Line by line, retype the data exactly as it is given.
=== Begin Enclosure ===
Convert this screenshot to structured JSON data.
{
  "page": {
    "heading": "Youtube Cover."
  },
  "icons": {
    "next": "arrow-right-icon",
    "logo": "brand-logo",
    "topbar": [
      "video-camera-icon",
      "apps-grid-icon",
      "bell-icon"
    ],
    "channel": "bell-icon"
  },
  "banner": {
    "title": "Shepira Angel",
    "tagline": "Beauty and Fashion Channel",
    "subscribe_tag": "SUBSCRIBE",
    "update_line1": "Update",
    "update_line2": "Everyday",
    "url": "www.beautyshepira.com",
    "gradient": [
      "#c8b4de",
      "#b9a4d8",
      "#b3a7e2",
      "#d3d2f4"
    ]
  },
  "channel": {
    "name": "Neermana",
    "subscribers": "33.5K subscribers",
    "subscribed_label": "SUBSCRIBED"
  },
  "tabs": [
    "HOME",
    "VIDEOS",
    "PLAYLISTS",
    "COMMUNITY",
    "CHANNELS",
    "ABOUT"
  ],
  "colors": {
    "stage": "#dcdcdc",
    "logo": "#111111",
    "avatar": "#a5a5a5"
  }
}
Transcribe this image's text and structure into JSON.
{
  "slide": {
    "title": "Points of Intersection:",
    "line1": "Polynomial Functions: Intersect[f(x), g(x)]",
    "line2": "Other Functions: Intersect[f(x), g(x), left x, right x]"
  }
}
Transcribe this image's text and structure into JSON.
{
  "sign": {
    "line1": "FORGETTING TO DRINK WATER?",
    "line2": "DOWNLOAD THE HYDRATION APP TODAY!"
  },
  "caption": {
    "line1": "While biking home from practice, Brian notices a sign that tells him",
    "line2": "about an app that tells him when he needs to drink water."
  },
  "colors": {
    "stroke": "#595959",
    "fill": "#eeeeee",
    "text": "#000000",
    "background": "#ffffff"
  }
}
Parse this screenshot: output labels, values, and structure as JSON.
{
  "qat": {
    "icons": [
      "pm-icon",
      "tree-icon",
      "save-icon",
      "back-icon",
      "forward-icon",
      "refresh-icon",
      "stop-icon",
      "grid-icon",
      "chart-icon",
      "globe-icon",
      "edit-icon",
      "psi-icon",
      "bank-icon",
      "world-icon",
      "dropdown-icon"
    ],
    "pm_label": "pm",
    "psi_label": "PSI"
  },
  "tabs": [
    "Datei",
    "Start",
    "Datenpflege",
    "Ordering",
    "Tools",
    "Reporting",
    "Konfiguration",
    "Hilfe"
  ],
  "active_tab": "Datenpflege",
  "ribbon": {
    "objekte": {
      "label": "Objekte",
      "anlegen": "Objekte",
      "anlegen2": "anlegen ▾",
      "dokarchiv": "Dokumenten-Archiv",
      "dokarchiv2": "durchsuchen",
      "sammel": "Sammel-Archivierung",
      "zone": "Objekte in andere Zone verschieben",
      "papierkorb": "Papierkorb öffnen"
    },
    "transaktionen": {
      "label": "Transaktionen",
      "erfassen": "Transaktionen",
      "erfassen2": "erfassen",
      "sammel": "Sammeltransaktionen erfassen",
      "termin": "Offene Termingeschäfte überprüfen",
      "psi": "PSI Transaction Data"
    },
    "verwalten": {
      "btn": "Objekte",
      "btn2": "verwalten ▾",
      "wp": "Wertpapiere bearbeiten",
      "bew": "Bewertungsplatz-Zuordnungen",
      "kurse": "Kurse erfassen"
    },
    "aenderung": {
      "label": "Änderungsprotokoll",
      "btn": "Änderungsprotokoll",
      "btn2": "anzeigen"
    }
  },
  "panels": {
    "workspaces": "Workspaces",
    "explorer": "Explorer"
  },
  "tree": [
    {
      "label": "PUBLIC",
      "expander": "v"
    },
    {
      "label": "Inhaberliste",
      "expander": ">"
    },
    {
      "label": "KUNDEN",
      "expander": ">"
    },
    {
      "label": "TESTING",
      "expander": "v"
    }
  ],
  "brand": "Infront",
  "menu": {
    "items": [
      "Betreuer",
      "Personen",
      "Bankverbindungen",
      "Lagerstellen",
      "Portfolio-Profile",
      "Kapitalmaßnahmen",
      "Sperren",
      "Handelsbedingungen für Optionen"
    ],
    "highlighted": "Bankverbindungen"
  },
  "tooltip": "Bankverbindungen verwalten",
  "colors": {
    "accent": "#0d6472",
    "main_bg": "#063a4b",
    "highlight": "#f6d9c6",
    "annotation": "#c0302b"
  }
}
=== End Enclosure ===
- **Reply to the exercise**
Convert this screenshot to structured JSON data.
{
  "page": {
    "heading": "Youtube Cover."
  },
  "icons": {
    "next": "arrow-right-icon",
    "logo": "brand-logo",
    "topbar": [
      "video-camera-icon",
      "apps-grid-icon",
      "bell-icon"
    ],
    "channel": "bell-icon"
  },
  "banner": {
    "title": "Shepira Angel",
    "tagline": "Beauty and Fashion Channel",
    "subscribe_tag": "SUBSCRIBE",
    "update_line1": "Update",
    "update_line2": "Everyday",
    "url": "www.beautyshepira.com",
    "gradient": [
      "#c8b4de",
      "#b9a4d8",
      "#b3a7e2",
      "#d3d2f4"
    ]
  },
  "channel": {
    "name": "Neermana",
    "subscribers": "33.5K subscribers",
    "subscribed_label": "SUBSCRIBED"
  },
  "tabs": [
    "HOME",
    "VIDEOS",
    "PLAYLISTS",
    "COMMUNITY",
    "CHANNELS",
    "ABOUT"
  ],
  "colors": {
    "stage": "#dcdcdc",
    "logo": "#111111",
    "avatar": "#a5a5a5"
  }
}
Transcribe this image's text and structure into JSON.
{
  "slide": {
    "title": "Points of Intersection:",
    "line1": "Polynomial Functions: Intersect[f(x), g(x)]",
    "line2": "Other Functions: Intersect[f(x), g(x), left x, right x]"
  }
}
Transcribe this image's text and structure into JSON.
{
  "sign": {
    "line1": "FORGETTING TO DRINK WATER?",
    "line2": "DOWNLOAD THE HYDRATION APP TODAY!"
  },
  "caption": {
    "line1": "While biking home from practice, Brian notices a sign that tells him",
    "line2": "about an app that tells him when he needs to drink water."
  },
  "colors": {
    "stroke": "#595959",
    "fill": "#eeeeee",
    "text": "#000000",
    "background": "#ffffff"
  }
}
Parse this screenshot: output labels, values, and structure as JSON.
{
  "qat": {
    "icons": [
      "pm-icon",
      "tree-icon",
      "save-icon",
      "back-icon",
      "forward-icon",
      "refresh-icon",
      "stop-icon",
      "grid-icon",
      "chart-icon",
      "globe-icon",
      "edit-icon",
      "psi-icon",
      "bank-icon",
      "world-icon",
      "dropdown-icon"
    ],
    "pm_label": "pm",
    "psi_label": "PSI"
  },
  "tabs": [
    "Datei",
    "Start",
    "Datenpflege",
    "Ordering",
    "Tools",
    "Reporting",
    "Konfiguration",
    "Hilfe"
  ],
  "active_tab": "Datenpflege",
  "ribbon": {
    "objekte": {
      "label": "Objekte",
      "anlegen": "Objekte",
      "anlegen2": "anlegen ▾",
      "dokarchiv": "Dokumenten-Archiv",
      "dokarchiv2": "durchsuchen",
      "sammel": "Sammel-Archivierung",
      "zone": "Objekte in andere Zone verschieben",
      "papierkorb": "Papierkorb öffnen"
    },
    "transaktionen": {
      "label": "Transaktionen",
      "erfassen": "Transaktionen",
      "erfassen2": "erfassen",
      "sammel": "Sammeltransaktionen erfassen",
      "termin": "Offene Termingeschäfte überprüfen",
      "psi": "PSI Transaction Data"
    },
    "verwalten": {
      "btn": "Objekte",
      "btn2": "verwalten ▾",
      "wp": "Wertpapiere bearbeiten",
      "bew": "Bewertungsplatz-Zuordnungen",
      "kurse": "Kurse erfassen"
    },
    "aenderung": {
      "label": "Änderungsprotokoll",
      "btn": "Änderungsprotokoll",
      "btn2": "anzeigen"
    }
  },
  "panels": {
    "workspaces": "Workspaces",
    "explorer": "Explorer"
  },
  "tree": [
    {
      "label": "PUBLIC",
      "expander": "v"
    },
    {
      "label": "Inhaberliste",
      "expander": ">"
    },
    {
      "label": "KUNDEN",
      "expander": ">"
    },
    {
      "label": "TESTING",
      "expander": "v"
    }
  ],
  "brand": "Infront",
  "menu": {
    "items": [
      "Betreuer",
      "Personen",
      "Bankverbindungen",
      "Lagerstellen",
      "Portfolio-Profile",
      "Kapitalmaßnahmen",
      "Sperren",
      "Handelsbedingungen für Optionen"
    ],
    "highlighted": "Bankverbindungen"
  },
  "tooltip": "Bankverbindungen verwalten",
  "colors": {
    "accent": "#0d6472",
    "main_bg": "#063a4b",
    "highlight": "#f6d9c6",
    "annotation": "#c0302b"
  }
}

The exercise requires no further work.